The Spine of an Elephant

The Spine of an Elephant


This image of a cross-section shows the spine of an elephant.  It illustrates exactly what is wrong with elephant riding. As Carol Buckley from ‘The Elephant Sanctuary’ in USA explains, an elephant’s spine is very unique:

“Instead of smooth, round spinal disks, elephants have sharp bony protrusions that extend upwards from their spine. These bony protrusions and the tissue protecting them are vulnerable to weight and pressure coming from above.”

As elephants carry a mahout and up to four ADULT tourists, the potential weight of the guests alone (which could be around 450kg) is simply far too damaging to these endangered animals. Chairs are often not even removed during “rest” periods, allowing the spine some full relief, if temporary.
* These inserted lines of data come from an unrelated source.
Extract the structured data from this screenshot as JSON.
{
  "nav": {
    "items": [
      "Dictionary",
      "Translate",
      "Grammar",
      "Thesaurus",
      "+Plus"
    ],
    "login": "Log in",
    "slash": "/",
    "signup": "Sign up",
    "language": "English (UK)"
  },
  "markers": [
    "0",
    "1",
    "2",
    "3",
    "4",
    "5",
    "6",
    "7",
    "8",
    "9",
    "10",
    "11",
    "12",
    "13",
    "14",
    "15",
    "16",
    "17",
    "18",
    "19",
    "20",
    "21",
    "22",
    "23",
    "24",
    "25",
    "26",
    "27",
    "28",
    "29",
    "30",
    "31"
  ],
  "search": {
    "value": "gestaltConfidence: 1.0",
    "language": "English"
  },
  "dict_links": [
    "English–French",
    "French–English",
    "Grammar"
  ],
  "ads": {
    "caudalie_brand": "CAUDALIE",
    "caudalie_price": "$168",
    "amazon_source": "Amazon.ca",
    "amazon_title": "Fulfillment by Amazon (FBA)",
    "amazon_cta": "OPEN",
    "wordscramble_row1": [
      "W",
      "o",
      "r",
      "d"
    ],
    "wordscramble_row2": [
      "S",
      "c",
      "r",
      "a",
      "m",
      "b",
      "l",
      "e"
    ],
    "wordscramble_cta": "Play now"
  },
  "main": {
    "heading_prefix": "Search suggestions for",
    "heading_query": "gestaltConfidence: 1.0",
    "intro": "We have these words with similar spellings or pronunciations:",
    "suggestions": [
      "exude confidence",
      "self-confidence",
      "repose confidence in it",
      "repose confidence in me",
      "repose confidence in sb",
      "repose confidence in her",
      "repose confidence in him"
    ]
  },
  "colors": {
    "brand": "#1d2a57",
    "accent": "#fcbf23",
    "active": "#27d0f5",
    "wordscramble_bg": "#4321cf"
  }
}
Years spent trekking can result in severe damage to the spine of an elephant. The chairs can also cause damage to the skin underneath, rubbing if not fitted with adequate padding, and lesions are often seen on areas the chairs are affixed to the elephant, ie around the tail-base.

Moral of this story? Do NOT ride an elephant; spread the word and make sure no one you know ever rides an elephant in the future.